Cannot correct him if dead, Leotie said. You good with Manitou Medicine. Very powerful. Maybe, though, not good enough. Man saved by his mate. Dead otherwise. Were you afraid for him?
“Of course not, Elder Sister,” Spider said. “I would never want him be hurt like that. An important being such as yourself does not need to deal with humans on the personal level Animal Spirits do. Sometimes we must be very firm with them, and your Medicine is an excellent tool for accomplishing this. Your feedback is most welcome. I do not want to have more power than I can handle, but I would be even more afraid of refusing to take risks. We are placed in this world to change it. We cannot live without changing it, nor without power, nor without responsibility, nor without guilt. Thus while it is wise to fear power, it is foolish to cower from it. To refuse to use it when it is called for is to turn away from life itself. I do not fear my power.”
I understand, said Leotie.
Her presence left the house with a gentle slither of wind that swirled dust on the hardwood floor. Spider made a mental note to find time to vacuum, and then passed out.

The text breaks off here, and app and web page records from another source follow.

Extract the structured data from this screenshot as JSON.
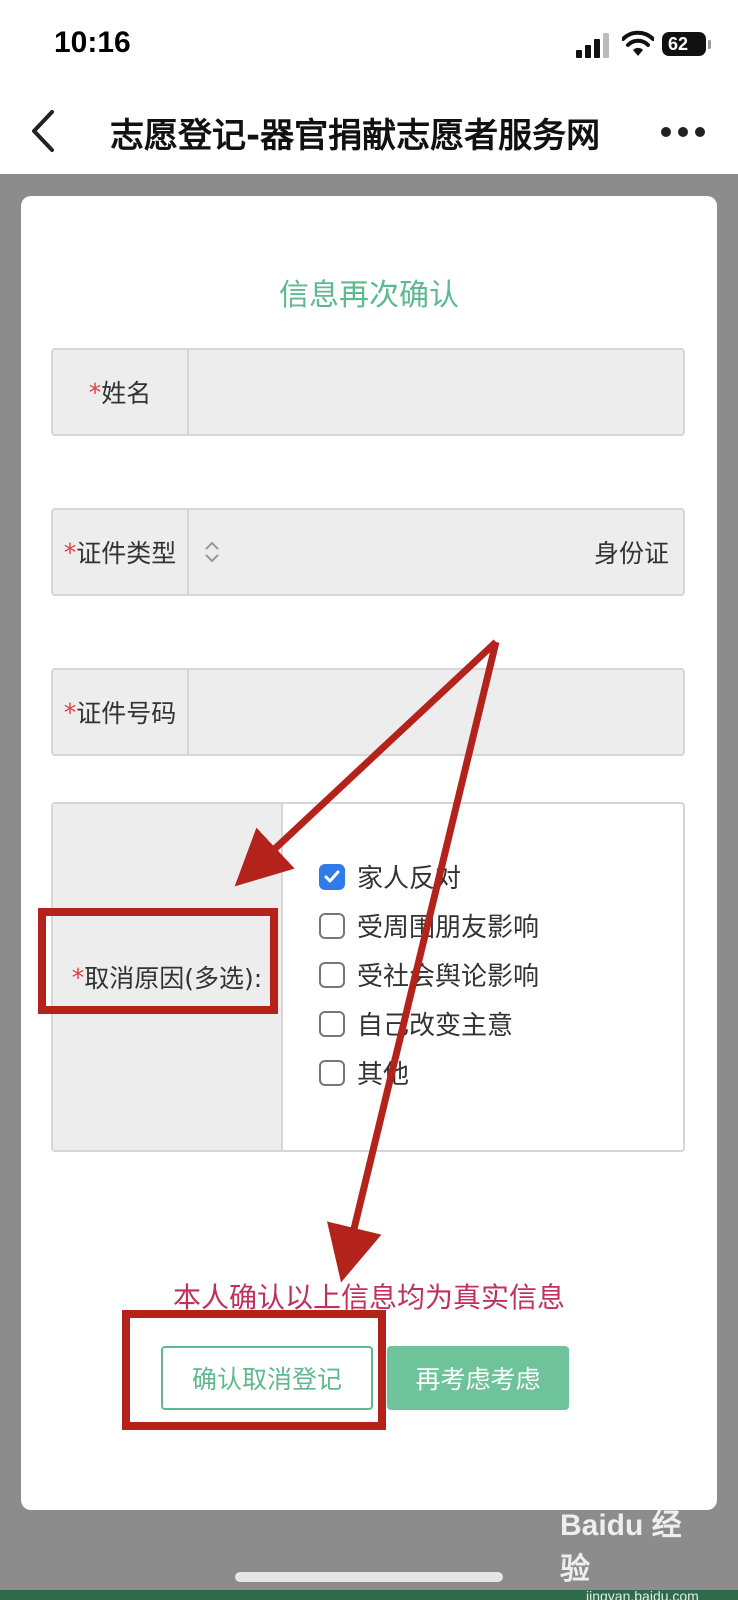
{
  "status_bar": {
    "time": "10:16",
    "battery": "62"
  },
  "nav": {
    "title": "志愿登记-器官捐献志愿者服务网"
  },
  "form": {
    "title": "信息再次确认",
    "required_mark": "*",
    "name": {
      "label": "姓名",
      "value": ""
    },
    "id_type": {
      "label": "证件类型",
      "value": "身份证"
    },
    "id_number": {
      "label": "证件号码",
      "value": ""
    },
    "reason": {
      "label": "取消原因(多选):",
      "options": [
        {
          "label": "家人反对",
          "checked": true
        },
        {
          "label": "受周围朋友影响",
          "checked": false
        },
        {
          "label": "受社会舆论影响",
          "checked": false
        },
        {
          "label": "自己改变主意",
          "checked": false
        },
        {
          "label": "其他",
          "checked": false
        }
      ]
    },
    "confirm_statement": "本人确认以上信息均为真实信息",
    "confirm_button": "确认取消登记",
    "reconsider_button": "再考虑考虑"
  },
  "watermark": {
    "logo": "Baidu 经验",
    "site": "jingyan.baidu.com"
  },
  "colors": {
    "accent_green": "#5fb98e",
    "button_green": "#6fc39a",
    "statement_red": "#c0305a",
    "annotation_red": "#b3231c",
    "checkbox_blue": "#2f7bea"
  }
}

He awoke somewhere around lunchtime and called in sick. His disappointment with himself for missing work was dulled by the ache in his head. There was no potion for treating a Medicine hangover. He improvised by prescribing a few bottles of cold beer. He fetched the newspaper and sat at the kitchen table with them. After glancing over a few pages one headline leapt at him.
Famous Food Critic Announces Early Retirement